_App and web page records_.
§

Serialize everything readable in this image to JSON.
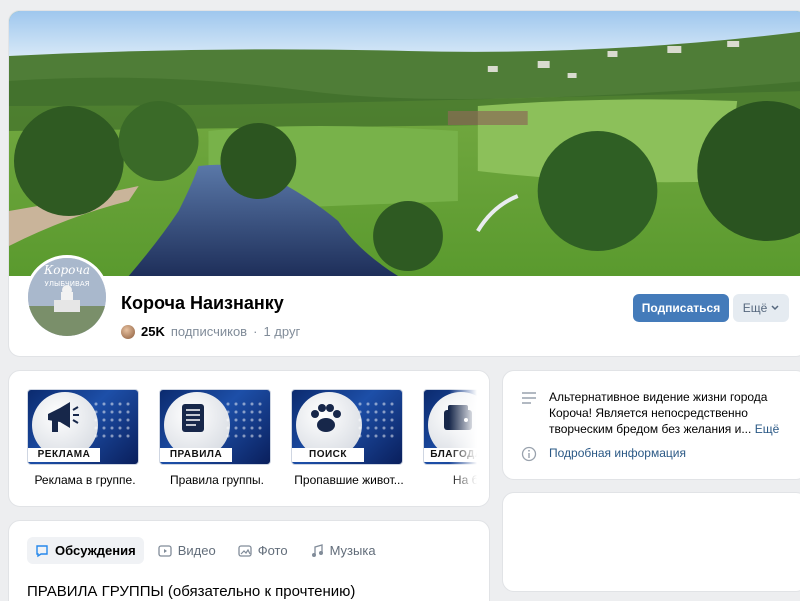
{
  "header": {
    "group_name": "Короча Наизнанку",
    "subscribers_count": "25K",
    "subscribers_label": "подписчиков",
    "separator": "·",
    "friends": "1 друг",
    "avatar_text_top": "Короча",
    "avatar_text_bottom": "УЛЫБЧИВАЯ",
    "subscribe_label": "Подписаться",
    "more_label": "Ещё"
  },
  "links": [
    {
      "plate": "РЕКЛАМА",
      "caption": "Реклама в группе.",
      "icon": "megaphone-icon"
    },
    {
      "plate": "ПРАВИЛА",
      "caption": "Правила группы.",
      "icon": "scroll-icon"
    },
    {
      "plate": "ПОИСК",
      "caption": "Пропавшие живот...",
      "icon": "paw-icon"
    },
    {
      "plate": "БЛАГОДАР",
      "caption": "На благое",
      "icon": "wallet-icon"
    }
  ],
  "tabs": [
    {
      "label": "Обсуждения",
      "icon": "chat-icon",
      "active": true
    },
    {
      "label": "Видео",
      "icon": "play-icon"
    },
    {
      "label": "Фото",
      "icon": "photo-icon"
    },
    {
      "label": "Музыка",
      "icon": "music-icon"
    }
  ],
  "post_title": "ПРАВИЛА ГРУППЫ (обязательно к прочтению)",
  "info": {
    "description": "Альтернативное видение жизни города Короча! Является непосредственно творческим бредом без желания и...",
    "more": "Ещё",
    "detail_link": "Подробная информация"
  },
  "colors": {
    "accent": "#447bba",
    "link": "#2a5885",
    "background": "#edeef0"
  }
}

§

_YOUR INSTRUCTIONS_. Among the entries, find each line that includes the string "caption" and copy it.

_WRITTEN ANSWER_.
      "caption": "Реклама в группе.",
      "caption": "Правила группы.",
      "caption": "Пропавшие живот...",
      "caption": "На благое",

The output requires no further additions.